- Work required
Filter the lines below, copying only those with the string "protection".

- Data about app and page elements
◇ ◇ ◇ ◇ ◇ ◇ ◇

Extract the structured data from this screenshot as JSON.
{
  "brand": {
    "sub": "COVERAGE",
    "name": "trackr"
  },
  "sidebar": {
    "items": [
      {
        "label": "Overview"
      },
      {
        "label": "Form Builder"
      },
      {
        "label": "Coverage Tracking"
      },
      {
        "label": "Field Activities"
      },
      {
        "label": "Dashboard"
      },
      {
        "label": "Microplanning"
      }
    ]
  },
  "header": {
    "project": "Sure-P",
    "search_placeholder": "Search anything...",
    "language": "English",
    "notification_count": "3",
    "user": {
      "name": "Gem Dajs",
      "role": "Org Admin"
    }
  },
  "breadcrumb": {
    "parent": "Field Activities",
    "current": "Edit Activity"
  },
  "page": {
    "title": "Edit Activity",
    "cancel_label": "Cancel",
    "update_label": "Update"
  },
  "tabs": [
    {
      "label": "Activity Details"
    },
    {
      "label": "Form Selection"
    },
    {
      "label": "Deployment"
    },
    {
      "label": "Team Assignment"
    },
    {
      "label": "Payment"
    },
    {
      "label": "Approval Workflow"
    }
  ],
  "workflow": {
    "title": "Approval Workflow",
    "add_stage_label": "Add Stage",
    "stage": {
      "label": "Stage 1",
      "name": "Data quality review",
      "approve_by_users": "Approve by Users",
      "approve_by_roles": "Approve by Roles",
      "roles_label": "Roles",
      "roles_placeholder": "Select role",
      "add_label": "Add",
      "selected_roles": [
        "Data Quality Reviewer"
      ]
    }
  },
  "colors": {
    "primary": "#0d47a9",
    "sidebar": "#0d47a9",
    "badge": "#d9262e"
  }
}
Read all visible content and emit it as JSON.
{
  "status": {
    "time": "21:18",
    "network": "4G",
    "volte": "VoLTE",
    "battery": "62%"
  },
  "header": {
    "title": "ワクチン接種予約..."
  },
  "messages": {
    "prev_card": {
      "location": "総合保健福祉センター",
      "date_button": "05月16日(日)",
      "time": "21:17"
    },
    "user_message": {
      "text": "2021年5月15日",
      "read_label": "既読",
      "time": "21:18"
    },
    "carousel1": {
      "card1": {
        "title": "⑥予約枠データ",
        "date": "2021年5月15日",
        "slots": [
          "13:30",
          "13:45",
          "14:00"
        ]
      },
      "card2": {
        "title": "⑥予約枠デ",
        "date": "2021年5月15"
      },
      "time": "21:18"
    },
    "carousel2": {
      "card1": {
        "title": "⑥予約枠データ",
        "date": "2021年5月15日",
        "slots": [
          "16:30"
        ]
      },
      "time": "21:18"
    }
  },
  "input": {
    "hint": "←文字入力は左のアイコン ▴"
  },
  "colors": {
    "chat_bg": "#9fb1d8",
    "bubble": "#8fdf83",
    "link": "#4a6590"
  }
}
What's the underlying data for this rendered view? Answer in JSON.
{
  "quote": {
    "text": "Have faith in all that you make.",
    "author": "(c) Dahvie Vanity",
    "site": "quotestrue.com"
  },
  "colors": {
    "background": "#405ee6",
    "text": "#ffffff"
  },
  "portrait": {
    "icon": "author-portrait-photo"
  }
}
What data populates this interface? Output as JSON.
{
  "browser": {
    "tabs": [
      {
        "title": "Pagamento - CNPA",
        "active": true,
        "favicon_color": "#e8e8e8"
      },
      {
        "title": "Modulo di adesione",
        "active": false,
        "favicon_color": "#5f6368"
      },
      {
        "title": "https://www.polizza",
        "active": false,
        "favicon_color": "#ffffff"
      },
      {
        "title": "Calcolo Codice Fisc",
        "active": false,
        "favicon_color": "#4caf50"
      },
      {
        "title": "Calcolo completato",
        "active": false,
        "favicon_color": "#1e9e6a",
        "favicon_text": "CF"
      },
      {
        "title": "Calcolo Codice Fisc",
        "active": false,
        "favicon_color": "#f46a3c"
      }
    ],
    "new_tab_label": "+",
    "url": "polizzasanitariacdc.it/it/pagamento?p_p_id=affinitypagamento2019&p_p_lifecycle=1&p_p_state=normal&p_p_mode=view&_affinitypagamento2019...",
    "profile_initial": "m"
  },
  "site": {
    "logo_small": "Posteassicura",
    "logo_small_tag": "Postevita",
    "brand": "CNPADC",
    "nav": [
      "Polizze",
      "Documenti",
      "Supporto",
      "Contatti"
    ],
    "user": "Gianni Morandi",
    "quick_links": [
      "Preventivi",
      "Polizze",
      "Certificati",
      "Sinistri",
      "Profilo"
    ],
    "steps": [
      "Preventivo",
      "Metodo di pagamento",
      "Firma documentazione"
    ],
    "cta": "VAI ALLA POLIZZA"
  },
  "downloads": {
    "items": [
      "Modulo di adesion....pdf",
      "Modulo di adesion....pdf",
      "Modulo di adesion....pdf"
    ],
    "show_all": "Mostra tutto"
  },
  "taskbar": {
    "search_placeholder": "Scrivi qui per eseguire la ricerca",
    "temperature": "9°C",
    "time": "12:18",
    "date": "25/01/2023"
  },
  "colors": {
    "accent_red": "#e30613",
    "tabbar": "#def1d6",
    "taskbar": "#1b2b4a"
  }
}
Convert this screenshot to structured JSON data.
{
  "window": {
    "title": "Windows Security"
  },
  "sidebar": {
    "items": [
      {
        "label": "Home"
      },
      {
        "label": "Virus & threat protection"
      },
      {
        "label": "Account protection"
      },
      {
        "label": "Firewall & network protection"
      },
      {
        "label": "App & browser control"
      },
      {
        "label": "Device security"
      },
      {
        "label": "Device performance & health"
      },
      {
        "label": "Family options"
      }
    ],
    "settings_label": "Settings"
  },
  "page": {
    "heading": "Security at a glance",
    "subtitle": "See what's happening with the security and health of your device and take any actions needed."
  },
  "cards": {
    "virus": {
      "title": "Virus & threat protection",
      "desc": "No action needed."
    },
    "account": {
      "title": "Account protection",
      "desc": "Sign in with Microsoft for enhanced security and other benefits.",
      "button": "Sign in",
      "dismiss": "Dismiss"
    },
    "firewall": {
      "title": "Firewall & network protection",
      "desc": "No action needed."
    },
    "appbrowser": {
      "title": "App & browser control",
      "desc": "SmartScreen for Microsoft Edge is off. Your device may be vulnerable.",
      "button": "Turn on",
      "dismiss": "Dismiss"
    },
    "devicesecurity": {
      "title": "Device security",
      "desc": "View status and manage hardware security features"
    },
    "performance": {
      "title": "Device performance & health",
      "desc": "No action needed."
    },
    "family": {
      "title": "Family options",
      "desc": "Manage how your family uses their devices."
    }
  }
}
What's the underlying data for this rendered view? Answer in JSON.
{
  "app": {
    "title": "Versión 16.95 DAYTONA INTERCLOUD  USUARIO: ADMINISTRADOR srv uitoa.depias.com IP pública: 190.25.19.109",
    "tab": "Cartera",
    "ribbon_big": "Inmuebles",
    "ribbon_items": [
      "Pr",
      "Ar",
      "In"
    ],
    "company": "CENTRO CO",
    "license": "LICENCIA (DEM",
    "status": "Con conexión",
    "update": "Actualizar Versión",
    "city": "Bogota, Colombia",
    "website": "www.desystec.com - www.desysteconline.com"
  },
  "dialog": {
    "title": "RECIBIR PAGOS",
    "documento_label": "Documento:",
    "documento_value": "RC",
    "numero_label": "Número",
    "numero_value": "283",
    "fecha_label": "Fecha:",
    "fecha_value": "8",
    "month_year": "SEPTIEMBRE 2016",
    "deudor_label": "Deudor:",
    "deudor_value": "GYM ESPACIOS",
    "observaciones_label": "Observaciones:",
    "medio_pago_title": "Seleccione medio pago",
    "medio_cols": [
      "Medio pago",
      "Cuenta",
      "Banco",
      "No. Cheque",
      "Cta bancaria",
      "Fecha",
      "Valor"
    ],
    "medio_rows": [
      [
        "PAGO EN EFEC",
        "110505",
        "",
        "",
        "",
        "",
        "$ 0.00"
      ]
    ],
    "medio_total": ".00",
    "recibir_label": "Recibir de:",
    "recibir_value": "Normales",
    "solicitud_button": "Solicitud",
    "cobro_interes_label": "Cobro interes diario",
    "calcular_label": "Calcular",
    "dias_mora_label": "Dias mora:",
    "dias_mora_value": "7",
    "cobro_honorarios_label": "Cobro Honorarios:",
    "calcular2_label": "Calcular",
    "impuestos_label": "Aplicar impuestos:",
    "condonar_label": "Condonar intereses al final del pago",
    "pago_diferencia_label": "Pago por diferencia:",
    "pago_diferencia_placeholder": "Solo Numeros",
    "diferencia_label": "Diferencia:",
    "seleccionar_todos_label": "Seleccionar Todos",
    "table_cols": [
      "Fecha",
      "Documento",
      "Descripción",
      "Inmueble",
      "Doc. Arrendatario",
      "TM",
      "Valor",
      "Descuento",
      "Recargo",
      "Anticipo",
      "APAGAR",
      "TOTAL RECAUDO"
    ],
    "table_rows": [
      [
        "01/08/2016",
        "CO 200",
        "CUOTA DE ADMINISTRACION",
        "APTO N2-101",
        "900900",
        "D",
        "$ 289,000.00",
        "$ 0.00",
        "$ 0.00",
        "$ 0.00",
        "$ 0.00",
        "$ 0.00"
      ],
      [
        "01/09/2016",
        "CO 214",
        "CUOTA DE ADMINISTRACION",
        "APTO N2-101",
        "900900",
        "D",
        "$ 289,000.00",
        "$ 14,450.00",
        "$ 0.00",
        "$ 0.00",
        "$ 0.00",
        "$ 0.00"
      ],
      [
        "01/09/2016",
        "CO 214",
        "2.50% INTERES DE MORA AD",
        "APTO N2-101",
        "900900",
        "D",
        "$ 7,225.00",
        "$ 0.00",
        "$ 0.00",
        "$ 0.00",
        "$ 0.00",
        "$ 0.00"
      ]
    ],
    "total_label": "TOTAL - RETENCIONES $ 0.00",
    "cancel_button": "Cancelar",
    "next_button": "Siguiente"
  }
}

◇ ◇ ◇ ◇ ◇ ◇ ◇

- Response to this task
        "label": "Virus & threat protection"
        "label": "Account protection"
        "label": "Firewall & network protection"
      "title": "Virus & threat protection",
      "title": "Account protection",
      "title": "Firewall & network protection",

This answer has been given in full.